Quran refers heavily to
Moses to outline the truth of his
existence and the religious guidelines that God had revealed to the
Children of Israel. According to the Qur'an,
Allah says "It is He Who
has sent down the
Muslims call the Torah the _ Tawrat _ and consider it the word of God given to Moses. However, Muslims also believe that this original revelation was corrupted (_tahrif _) (or simply altered by the passage of time and human fallibility) over time by Jewish scribes and hence do not revere the present "Jewish version" Torah as much. 7:144–144 The Torah in the Quran is always mentioned with respect in Islam. The Muslims' belief in the Torah, as well as the prophethood of Moses, is one of the fundamental tenets of Islam.
The Bahá’í position on the Torah was composed in 1906 by its official interpreter on all matters religious, Sir ‘Abdu’l-Bahá’ Abbas K.B.E.
"The Torah, held to be the most ancient of histories, existeth today in three separate versions: the Hebrew, considered authentic by the Jews and the Protestant clergy; the Greek Septuagint, which was used as authoritative in the Greek and other eastern churches; and the Samaritan Torah, the standard authority for that people. These three versions differ greatly, one from another, even with regard to the lifetimes of the most celebrated figures. In the Hebrew Torah, it is recorded that from Noah's flood until the birth of Abraham there was an interval of two hundred and ninety-two years. In the Greek, that time span is given as one thousand and seventy-two years, while the Samaritan, the recorded span is nine hundred and forty-two years. Refer to the commentary by Henry Westcott for tables are supplied therein which show the discrepancies among the three Torahs as to the birth dates of a number of the descendants of Shem, and thou wilt see how greatly the versions differ from one another. Moreover, according to the text of the Hebrew Torah, from the creation of Adam until Noah's flood the elapsed time is recorded as one thousand six hundred and fifty-six years, while in the Greek Torah the interval is given as two thousand two hundred and sixty-two years, and in the Samaritan text, the same period is said to have lasted one thousand three hundred and seven years. Reflect now over the discrepancies among these three Torahs. The case is indeed surprising. The Jews and Protestants belittle the Greek Torah, while to the Greeks the Hebrew version is spurious, and the Samaritans deny both the Hebrew and the Greek versions."

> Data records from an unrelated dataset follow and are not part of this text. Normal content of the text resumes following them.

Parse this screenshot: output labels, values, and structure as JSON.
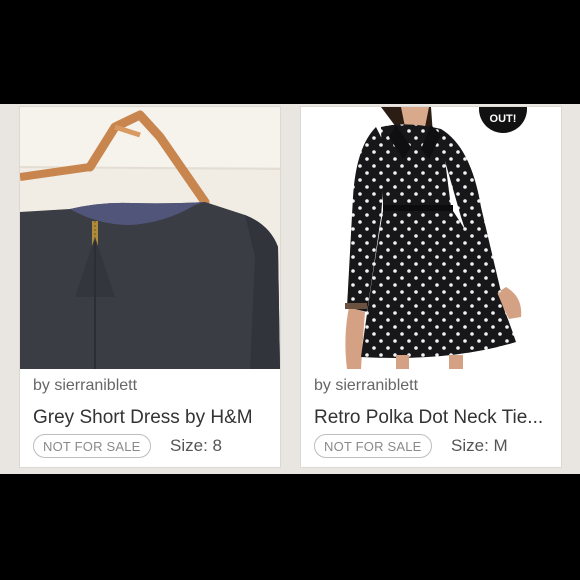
{
  "listings": [
    {
      "seller": "by sierraniblett",
      "title": "Grey Short Dress by H&M",
      "status": "NOT FOR SALE",
      "size": "Size: 8"
    },
    {
      "seller": "by sierraniblett",
      "title": "Retro Polka Dot Neck Tie...",
      "status": "NOT FOR SALE",
      "size": "Size: M",
      "corner_badge": "OUT!"
    }
  ]
}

‘Abdu’l Bahá’s elucidations above in 1906 are found in his letter to Ethel Jenner Rosenberg (1858–1930, without issue and no relation to the famous spies, Ethel and Julius Rosenberg) http://bahai-library.com/abdulbaha_tablet_wisdom_questions
* ^ Neusner,

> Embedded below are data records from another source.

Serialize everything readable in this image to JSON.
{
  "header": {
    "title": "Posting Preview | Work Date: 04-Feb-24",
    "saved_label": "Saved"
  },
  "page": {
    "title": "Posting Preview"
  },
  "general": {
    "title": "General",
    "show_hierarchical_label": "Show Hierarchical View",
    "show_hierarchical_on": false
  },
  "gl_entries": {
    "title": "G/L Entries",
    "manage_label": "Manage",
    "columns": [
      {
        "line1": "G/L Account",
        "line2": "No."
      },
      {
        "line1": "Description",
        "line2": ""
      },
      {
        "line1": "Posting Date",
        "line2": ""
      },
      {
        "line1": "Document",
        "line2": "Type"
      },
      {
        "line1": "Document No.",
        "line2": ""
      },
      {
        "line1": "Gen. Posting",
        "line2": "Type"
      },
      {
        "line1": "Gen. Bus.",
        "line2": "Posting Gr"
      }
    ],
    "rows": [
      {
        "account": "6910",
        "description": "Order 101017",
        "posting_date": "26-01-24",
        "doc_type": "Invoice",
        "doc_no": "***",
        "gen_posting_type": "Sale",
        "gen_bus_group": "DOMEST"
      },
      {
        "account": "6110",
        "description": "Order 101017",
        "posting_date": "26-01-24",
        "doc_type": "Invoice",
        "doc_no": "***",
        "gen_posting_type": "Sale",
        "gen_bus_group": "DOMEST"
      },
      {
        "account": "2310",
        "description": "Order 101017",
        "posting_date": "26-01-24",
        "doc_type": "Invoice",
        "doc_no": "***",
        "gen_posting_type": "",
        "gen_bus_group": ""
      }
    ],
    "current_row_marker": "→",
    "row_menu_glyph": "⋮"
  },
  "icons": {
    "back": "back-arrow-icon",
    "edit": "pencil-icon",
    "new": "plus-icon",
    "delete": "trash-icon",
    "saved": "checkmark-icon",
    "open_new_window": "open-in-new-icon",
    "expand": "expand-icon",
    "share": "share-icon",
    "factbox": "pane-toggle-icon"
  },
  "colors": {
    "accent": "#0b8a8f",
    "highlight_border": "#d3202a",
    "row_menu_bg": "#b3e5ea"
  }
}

* ^ History Crash Course #36: Timeline: From
Abraham to Destruction
of the Temple, by
Rabbi Ken Spiro, Aish.com. Retrieved 2010-08-19.
* ^ Berlin, Adele; Brettler, Marc Zvi; Fishbane, Michael, eds.
(2004). _The Jewish Study Bible_. New York City: Oxford University
Press. pp. 3–7. ISBN 978-0195297515 .
* ^ Nadler, Steven; Saebo, Magne (2008). _
Bandstra, Barry L (2004). _Reading the Old Testament: an
introduction to the
Hebrew Bible_. Wadsworth. ISBN 9780495391050 .
Birnbaum, Philip (1979). _Encyclopedia of Jewish Concepts_. Wadsworth.
Blenkinsopp, Joseph (2004). _Treasures old and new: essays in the
theology of the Pentateuch_. Eerdmans. ISBN 9780802826794 . Campbell,
Antony F; O'Brien, Mark A (1993). _Sources of the Pentateuch: texts,
introductions, annotations_. Fortress Press. ISBN 9781451413670 .